WHAT IS BEING ASKED
What you return must be the complete listing, unchanged.

GIVEN INFORMATION
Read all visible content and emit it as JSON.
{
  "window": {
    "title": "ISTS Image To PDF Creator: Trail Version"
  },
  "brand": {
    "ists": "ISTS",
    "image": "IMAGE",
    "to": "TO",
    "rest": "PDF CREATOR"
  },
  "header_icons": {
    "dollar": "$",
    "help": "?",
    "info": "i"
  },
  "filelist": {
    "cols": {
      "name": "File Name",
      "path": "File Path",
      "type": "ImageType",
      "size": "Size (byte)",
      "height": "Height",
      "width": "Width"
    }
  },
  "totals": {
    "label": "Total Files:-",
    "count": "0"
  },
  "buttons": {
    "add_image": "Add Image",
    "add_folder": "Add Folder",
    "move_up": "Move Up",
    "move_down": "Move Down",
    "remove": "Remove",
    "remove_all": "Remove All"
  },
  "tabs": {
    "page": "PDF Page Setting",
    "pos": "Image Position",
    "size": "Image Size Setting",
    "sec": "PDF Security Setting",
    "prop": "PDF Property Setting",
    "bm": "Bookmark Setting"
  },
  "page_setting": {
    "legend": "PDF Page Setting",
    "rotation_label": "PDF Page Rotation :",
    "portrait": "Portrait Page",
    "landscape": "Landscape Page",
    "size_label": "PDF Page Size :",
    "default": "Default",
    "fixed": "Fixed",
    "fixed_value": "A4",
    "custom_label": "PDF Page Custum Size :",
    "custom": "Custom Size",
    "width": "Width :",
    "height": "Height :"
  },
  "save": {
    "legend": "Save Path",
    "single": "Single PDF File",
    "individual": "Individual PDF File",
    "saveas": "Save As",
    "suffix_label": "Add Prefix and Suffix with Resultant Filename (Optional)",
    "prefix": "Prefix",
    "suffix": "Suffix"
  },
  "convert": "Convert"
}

ANSWER BELOW
Read all visible content and emit it as JSON.
{
  "window": {
    "title": "ISTS Image To PDF Creator: Trail Version"
  },
  "brand": {
    "ists": "ISTS",
    "image": "IMAGE",
    "to": "TO",
    "rest": "PDF CREATOR"
  },
  "header_icons": {
    "dollar": "$",
    "help": "?",
    "info": "i"
  },
  "filelist": {
    "cols": {
      "name": "File Name",
      "path": "File Path",
      "type": "ImageType",
      "size": "Size (byte)",
      "height": "Height",
      "width": "Width"
    }
  },
  "totals": {
    "label": "Total Files:-",
    "count": "0"
  },
  "buttons": {
    "add_image": "Add Image",
    "add_folder": "Add Folder",
    "move_up": "Move Up",
    "move_down": "Move Down",
    "remove": "Remove",
    "remove_all": "Remove All"
  },
  "tabs": {
    "page": "PDF Page Setting",
    "pos": "Image Position",
    "size": "Image Size Setting",
    "sec": "PDF Security Setting",
    "prop": "PDF Property Setting",
    "bm": "Bookmark Setting"
  },
  "page_setting": {
    "legend": "PDF Page Setting",
    "rotation_label": "PDF Page Rotation :",
    "portrait": "Portrait Page",
    "landscape": "Landscape Page",
    "size_label": "PDF Page Size :",
    "default": "Default",
    "fixed": "Fixed",
    "fixed_value": "A4",
    "custom_label": "PDF Page Custum Size :",
    "custom": "Custom Size",
    "width": "Width :",
    "height": "Height :"
  },
  "save": {
    "legend": "Save Path",
    "single": "Single PDF File",
    "individual": "Individual PDF File",
    "saveas": "Save As",
    "suffix_label": "Add Prefix and Suffix with Resultant Filename (Optional)",
    "prefix": "Prefix",
    "suffix": "Suffix"
  },
  "convert": "Convert"
}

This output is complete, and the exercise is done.